▸ Exercise: Identify each line in the records below that contains the word "Gifts", and copy it.

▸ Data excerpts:
******************************
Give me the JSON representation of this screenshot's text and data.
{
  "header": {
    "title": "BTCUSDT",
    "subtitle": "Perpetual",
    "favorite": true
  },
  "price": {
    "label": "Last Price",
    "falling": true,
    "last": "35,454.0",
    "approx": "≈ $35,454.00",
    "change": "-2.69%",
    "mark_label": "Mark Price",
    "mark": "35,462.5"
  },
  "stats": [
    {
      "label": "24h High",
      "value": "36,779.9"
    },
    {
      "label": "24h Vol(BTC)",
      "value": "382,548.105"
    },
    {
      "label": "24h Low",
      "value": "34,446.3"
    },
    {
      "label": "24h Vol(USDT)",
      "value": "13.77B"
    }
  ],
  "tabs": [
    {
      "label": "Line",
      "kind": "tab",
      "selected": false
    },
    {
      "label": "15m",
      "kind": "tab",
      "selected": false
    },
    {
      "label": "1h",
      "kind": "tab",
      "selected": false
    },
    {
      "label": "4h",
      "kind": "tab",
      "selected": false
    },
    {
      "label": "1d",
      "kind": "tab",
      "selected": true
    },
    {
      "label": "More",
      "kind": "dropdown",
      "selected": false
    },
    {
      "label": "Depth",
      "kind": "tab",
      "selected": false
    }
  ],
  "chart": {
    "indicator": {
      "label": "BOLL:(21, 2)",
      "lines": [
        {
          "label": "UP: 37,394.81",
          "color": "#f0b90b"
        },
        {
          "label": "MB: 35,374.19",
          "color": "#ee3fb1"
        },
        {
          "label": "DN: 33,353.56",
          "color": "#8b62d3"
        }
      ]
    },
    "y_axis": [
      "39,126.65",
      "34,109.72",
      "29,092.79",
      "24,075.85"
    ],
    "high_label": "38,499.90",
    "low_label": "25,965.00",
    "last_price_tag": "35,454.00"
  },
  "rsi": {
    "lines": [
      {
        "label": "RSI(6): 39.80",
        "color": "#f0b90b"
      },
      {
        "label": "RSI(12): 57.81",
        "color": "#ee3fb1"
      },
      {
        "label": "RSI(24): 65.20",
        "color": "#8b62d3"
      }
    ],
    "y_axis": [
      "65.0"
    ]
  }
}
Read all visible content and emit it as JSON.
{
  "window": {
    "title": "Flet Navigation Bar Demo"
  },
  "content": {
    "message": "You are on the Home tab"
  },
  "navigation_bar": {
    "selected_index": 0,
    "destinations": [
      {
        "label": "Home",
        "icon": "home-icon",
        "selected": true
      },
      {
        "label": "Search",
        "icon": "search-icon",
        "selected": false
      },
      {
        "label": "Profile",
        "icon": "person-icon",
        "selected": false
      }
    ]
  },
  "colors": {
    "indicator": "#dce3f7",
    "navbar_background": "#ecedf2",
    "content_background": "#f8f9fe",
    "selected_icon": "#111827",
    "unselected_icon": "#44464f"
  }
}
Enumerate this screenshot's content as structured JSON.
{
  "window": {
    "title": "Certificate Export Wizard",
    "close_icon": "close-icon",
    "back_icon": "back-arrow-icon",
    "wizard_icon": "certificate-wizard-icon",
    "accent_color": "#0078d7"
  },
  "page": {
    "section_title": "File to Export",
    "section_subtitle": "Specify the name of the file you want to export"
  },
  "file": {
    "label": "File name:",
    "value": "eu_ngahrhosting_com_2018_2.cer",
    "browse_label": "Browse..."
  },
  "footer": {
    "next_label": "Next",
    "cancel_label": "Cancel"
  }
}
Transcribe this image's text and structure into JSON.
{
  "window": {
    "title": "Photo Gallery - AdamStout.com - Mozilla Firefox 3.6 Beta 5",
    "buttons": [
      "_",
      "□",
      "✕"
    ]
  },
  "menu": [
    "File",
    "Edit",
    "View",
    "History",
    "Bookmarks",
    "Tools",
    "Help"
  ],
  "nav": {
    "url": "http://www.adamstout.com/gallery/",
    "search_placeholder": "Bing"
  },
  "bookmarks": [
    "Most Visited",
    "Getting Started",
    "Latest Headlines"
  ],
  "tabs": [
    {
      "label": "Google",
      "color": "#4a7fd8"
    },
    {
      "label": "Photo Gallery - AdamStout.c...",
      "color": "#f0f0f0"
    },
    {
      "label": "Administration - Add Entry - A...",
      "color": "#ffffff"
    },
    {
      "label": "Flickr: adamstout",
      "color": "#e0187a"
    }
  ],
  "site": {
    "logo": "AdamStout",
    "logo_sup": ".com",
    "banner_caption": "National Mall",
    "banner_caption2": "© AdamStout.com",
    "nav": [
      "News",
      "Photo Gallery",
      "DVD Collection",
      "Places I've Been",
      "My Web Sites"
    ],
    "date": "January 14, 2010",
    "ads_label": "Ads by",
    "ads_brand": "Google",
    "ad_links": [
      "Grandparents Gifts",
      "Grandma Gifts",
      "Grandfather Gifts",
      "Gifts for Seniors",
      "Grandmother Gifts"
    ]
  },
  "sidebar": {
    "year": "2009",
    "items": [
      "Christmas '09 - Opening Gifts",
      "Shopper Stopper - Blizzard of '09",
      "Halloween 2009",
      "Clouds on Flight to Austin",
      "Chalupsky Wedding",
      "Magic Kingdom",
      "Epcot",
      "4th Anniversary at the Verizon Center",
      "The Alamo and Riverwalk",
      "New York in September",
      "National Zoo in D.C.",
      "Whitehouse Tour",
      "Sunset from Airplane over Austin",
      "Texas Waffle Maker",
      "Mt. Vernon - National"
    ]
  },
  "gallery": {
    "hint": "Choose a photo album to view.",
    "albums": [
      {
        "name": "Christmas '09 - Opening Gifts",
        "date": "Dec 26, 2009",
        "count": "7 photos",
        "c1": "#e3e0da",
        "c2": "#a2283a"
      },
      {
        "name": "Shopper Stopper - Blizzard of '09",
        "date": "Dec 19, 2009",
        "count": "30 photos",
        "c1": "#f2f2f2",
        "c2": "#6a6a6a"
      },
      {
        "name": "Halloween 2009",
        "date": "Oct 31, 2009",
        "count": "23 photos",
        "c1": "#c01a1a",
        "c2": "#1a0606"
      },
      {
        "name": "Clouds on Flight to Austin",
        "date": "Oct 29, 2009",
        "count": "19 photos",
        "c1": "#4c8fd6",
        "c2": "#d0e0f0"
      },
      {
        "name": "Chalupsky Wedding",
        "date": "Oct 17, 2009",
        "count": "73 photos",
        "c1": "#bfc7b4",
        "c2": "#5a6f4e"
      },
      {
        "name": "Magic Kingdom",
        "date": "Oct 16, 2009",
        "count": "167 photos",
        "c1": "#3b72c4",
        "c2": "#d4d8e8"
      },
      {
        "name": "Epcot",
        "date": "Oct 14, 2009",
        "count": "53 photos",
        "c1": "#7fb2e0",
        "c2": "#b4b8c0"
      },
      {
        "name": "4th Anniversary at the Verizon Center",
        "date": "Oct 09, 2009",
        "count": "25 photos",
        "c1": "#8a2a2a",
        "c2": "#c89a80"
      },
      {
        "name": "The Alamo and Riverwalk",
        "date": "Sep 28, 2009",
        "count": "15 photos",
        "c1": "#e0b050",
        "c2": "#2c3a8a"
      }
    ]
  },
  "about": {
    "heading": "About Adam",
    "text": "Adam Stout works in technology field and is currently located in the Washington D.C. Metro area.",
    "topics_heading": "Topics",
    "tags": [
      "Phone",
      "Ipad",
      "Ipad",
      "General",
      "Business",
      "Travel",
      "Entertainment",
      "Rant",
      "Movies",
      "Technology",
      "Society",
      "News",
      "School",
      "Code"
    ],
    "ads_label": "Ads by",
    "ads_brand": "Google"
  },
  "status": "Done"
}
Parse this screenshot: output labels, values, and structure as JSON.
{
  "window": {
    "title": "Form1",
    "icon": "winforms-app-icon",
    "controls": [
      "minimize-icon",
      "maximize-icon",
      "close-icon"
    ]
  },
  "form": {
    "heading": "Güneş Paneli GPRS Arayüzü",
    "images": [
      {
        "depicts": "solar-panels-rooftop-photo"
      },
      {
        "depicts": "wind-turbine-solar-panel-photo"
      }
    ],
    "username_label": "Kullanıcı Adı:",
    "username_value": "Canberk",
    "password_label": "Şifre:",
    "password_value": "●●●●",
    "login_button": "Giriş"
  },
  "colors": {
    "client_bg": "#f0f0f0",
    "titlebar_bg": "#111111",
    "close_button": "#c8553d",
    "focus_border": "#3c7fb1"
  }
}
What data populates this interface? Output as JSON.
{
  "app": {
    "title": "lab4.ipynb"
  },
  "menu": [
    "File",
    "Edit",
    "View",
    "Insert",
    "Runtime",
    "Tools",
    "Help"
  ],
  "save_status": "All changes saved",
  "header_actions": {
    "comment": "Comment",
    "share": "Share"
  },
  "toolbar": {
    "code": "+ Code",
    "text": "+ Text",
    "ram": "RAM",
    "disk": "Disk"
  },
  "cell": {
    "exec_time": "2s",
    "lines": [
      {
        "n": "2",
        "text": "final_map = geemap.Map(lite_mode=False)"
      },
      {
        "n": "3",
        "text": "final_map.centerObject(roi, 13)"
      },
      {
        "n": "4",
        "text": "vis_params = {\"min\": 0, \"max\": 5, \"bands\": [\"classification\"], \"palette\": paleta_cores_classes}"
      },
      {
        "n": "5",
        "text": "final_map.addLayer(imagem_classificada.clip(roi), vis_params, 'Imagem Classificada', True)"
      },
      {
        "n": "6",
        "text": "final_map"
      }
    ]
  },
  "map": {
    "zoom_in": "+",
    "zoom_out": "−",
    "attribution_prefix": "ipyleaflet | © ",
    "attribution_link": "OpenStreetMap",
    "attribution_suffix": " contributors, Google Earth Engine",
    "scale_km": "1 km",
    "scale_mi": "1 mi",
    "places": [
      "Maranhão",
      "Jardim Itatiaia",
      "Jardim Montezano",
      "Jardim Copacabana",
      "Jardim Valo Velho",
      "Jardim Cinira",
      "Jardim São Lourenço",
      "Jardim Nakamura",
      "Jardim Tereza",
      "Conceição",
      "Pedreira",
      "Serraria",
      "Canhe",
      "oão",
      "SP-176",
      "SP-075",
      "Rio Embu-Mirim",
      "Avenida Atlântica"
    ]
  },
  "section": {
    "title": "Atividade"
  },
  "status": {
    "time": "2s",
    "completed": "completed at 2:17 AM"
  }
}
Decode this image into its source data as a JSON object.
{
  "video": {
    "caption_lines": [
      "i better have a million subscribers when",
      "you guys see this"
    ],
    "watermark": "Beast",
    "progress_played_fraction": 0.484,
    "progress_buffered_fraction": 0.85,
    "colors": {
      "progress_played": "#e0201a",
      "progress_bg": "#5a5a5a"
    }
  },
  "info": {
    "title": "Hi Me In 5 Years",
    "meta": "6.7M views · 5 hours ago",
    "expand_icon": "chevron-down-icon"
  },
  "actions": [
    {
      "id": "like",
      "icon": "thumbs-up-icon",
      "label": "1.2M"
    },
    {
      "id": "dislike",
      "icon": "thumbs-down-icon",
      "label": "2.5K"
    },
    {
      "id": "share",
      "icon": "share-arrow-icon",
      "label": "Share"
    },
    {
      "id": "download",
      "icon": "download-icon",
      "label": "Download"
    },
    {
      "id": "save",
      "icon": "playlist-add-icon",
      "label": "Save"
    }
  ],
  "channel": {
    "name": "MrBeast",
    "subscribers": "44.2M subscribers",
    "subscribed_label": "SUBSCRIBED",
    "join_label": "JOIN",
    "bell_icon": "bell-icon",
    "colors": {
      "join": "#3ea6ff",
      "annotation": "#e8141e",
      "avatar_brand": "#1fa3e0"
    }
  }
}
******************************
▸ Result of this exercise:
      "Grandparents Gifts",
      "Grandma Gifts",
      "Grandfather Gifts",
      "Gifts for Seniors",
      "Grandmother Gifts"
      "Christmas '09 - Opening Gifts",
        "name": "Christmas '09 - Opening Gifts",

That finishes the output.